Importance of sport

Sport and physical activity may not be the most important things right now, but, for a whole host of reasons, to dismiss them as unimportant or to deprioritise them would be a huge mistake. As restrictions on our daily lives return, it’s a relief that there is an acknowledgment from government that sport and physical activity, along with education, should not be among the first activities to be reduced. In the context of Further Education, it is clear that college leaders continue to have a lot on their proverbial plates this term. Previously unscheduled exams, new approaches to blended learning, new COVID restrictions, unforeseen timetabling issues and travel-related logistical nightmares are just some of the challenges being faced. The temptation may be to see sport as a “nice to have” and physical activity provision as something that should be ignored until a sense of normality resumes. Yet it is precisely because of the challenges being faced that sport and physical activity becomes more and more vital. Probably more important than ever before. While the prospect of sporting competition against other colleges may present additional challenges, we owe it to this year’s students to try our best to provide it. Likewise, encouraging sport and physical activity amongst staff and students, whether that be on campus or at home, in socially distanced groups or alone, can help considerably to mitigate the negative effects of the COVID-19 pandemic.

Rebuilding a community

The positive effect of exercise on mental and physical health are, of course, widely known. Playing sport or exercising with others can, for staff and students who have potentially spent much of the past few months alone or with a limited social network, provide much needed contact with others. We know that for FE students, involvement in Sport and PA reduces loneliness and social isolation. For many students, the world will feel like a very different place post-coronavirus and the ability to exercise and connect with others will provide a much needed sense of “normality”. Perhaps most importantly, participating in sport together, face-to-face or virtually, provides a unique opportunity for staff and students to rebuild their colleges’ sense of community. With disrupted timetables and time away from campus, rebuilding colleges as a community will likely prove difficult. The shared sense of purpose and communal experiences that sport and physical activity bring can be key to retaining and enhancing a sense of college identity.

New opportunities
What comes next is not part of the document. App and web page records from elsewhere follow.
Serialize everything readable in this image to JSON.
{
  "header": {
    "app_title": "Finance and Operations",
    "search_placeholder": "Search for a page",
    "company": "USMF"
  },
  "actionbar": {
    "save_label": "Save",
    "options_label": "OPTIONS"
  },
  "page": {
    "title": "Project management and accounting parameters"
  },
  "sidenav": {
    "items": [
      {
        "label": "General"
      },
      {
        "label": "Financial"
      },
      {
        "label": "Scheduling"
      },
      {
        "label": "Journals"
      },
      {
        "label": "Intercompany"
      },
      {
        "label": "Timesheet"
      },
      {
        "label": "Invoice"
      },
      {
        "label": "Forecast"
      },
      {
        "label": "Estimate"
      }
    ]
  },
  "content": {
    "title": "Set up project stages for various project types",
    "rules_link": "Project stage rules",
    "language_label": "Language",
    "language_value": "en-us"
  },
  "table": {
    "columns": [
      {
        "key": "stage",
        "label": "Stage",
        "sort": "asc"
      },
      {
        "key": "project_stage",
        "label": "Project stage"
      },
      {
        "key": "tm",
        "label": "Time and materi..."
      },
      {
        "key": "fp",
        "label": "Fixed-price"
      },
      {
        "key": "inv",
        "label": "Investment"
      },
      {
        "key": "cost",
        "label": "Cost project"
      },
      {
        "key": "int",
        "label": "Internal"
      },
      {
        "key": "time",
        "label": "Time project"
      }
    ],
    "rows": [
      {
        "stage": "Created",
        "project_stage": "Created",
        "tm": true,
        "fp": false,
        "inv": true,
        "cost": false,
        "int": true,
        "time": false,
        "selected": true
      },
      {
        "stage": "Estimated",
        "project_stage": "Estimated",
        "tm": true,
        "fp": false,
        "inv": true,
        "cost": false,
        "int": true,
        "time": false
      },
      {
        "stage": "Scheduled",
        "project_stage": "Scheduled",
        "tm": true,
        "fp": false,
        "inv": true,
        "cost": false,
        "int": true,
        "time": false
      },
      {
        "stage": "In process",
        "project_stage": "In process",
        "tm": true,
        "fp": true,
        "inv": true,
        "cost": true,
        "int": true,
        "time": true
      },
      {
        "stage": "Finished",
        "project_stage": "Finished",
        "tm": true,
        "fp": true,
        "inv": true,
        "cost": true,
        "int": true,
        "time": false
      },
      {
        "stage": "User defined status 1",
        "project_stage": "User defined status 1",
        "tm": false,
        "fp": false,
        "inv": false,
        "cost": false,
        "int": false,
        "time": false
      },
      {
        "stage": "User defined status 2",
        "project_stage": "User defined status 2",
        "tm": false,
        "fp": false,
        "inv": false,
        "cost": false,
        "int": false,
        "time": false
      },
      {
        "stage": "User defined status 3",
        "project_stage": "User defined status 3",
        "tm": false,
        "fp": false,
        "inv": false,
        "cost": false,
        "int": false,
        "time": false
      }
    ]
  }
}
Finally, with countless people, young and old, having to reassess their plans for their immediate futures, sport also offers the possibility of new skills and qualifications, as well as volunteering opportunities within communities that can make a real difference as we all face the “new normal”. There has never been a better time to train to be an official or a leader in sport and colleges are very well placed to signpost and deliver these opportunities. So, sport may not be more important than life and death, but neither should it be on the list of things that matter least. And we at AoC will be there to support colleges in identifying the right opportunities for their staff, students and local communities.